WORK TO BE COMPLETED: How many lines in these records hold the string "Línea"? Reply with the number alone.

RECORDS TO PROCESS:
□ □ □
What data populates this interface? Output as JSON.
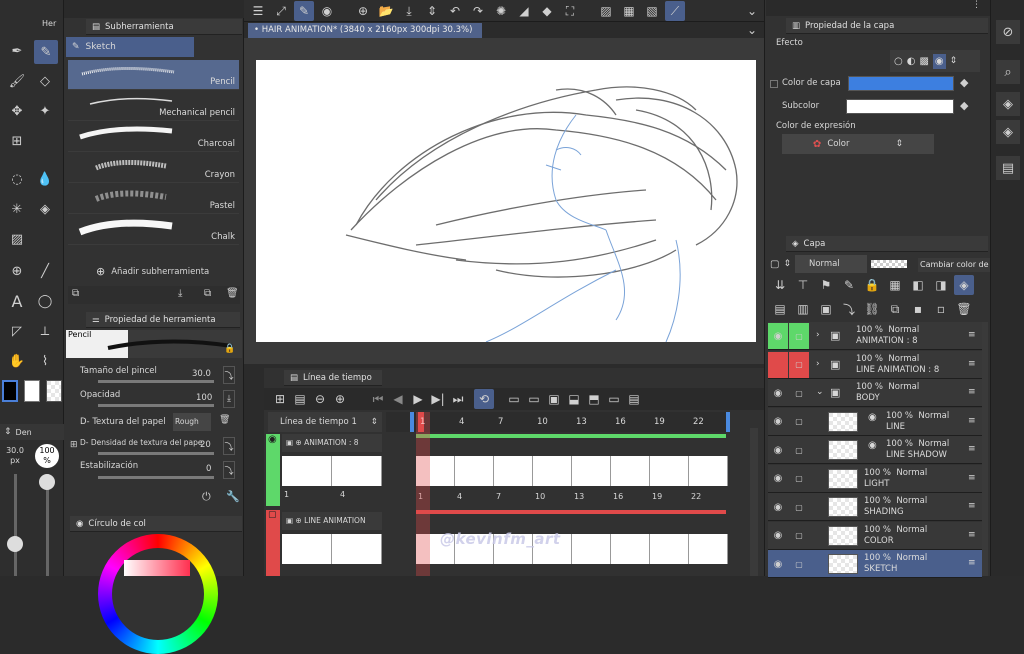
{
  "tool_panel": {
    "sub_tool_title": "Subherramienta",
    "sub_tool_tab_cut": "Her",
    "brush_group": "Sketch",
    "brushes": [
      {
        "label": "Pencil",
        "selected": true
      },
      {
        "label": "Mechanical pencil",
        "selected": false
      },
      {
        "label": "Charcoal",
        "selected": false
      },
      {
        "label": "Crayon",
        "selected": false
      },
      {
        "label": "Pastel",
        "selected": false
      },
      {
        "label": "Chalk",
        "selected": false
      }
    ],
    "add_subtool": "Añadir subherramienta",
    "tool_property_title": "Propiedad de herramienta",
    "tool_preview_label": "Pencil",
    "brush_size_label": "Tamaño del pincel",
    "brush_size_value": "30.0",
    "opacity_label": "Opacidad",
    "opacity_value": "100",
    "paper_texture_label": "D- Textura del papel",
    "paper_texture_value": "Rough pap",
    "texture_density_label": "D- Densidad de textura del pape",
    "texture_density_value": "20",
    "stabilization_label": "Estabilización",
    "stabilization_value": "0",
    "color_circle_title": "Círculo de col",
    "size_indicator": "30.0\npx",
    "size_indicator_top": "30.0",
    "size_indicator_unit": "px",
    "opacity_indicator": "100",
    "opacity_indicator_unit": "%",
    "den_tab": "Den"
  },
  "canvas": {
    "tab_title": "HAIR ANIMATION* (3840 x 2160px 300dpi 30.3%)"
  },
  "timeline": {
    "title": "Línea de tiempo",
    "timeline_name": "Línea de tiempo 1",
    "frame_numbers": [
      "1",
      "4",
      "7",
      "10",
      "13",
      "16",
      "19",
      "22"
    ],
    "track_animation": "ANIMATION : 8",
    "track_line_animation": "LINE ANIMATION",
    "cell_numbers_track1": [
      "1",
      "4"
    ],
    "cell_numbers_main": [
      "1",
      "4",
      "7",
      "10",
      "13",
      "16",
      "19",
      "22"
    ],
    "watermark": "@kevinfm_art"
  },
  "layer_property": {
    "title": "Propiedad de la capa",
    "effect_label": "Efecto",
    "layer_color_label": "Color de capa",
    "subcolor_label": "Subcolor",
    "expression_color_label": "Color de expresión",
    "expression_color_value": "Color",
    "layer_color_hex": "#3d7fe0",
    "subcolor_hex": "#ffffff"
  },
  "layer_panel": {
    "title": "Capa",
    "blend_mode": "Normal",
    "tooltip": "Cambiar color de capa",
    "layers": [
      {
        "pct": "100 %",
        "mode": "Normal",
        "name": "ANIMATION : 8",
        "type": "folder-anim",
        "color": "green"
      },
      {
        "pct": "100 %",
        "mode": "Normal",
        "name": "LINE ANIMATION : 8",
        "type": "folder-anim",
        "color": "red"
      },
      {
        "pct": "100 %",
        "mode": "Normal",
        "name": "BODY",
        "type": "folder",
        "color": ""
      },
      {
        "pct": "100 %",
        "mode": "Normal",
        "name": "LINE",
        "type": "layer",
        "color": ""
      },
      {
        "pct": "100 %",
        "mode": "Normal",
        "name": "LINE SHADOW",
        "type": "layer",
        "color": ""
      },
      {
        "pct": "100 %",
        "mode": "Normal",
        "name": "LIGHT",
        "type": "layer",
        "color": ""
      },
      {
        "pct": "100 %",
        "mode": "Normal",
        "name": "SHADING",
        "type": "layer",
        "color": ""
      },
      {
        "pct": "100 %",
        "mode": "Normal",
        "name": "COLOR",
        "type": "layer",
        "color": ""
      },
      {
        "pct": "100 %",
        "mode": "Normal",
        "name": "SKETCH",
        "type": "layer",
        "color": "",
        "selected": true
      }
    ]
  },
  "colors": {
    "accent": "#4a5f8c",
    "green_track": "#5ed86a",
    "red_track": "#e04a4a",
    "layer_color": "#3d7fe0"
  }
}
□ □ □
ANSWER TO THE EXERCISE: 2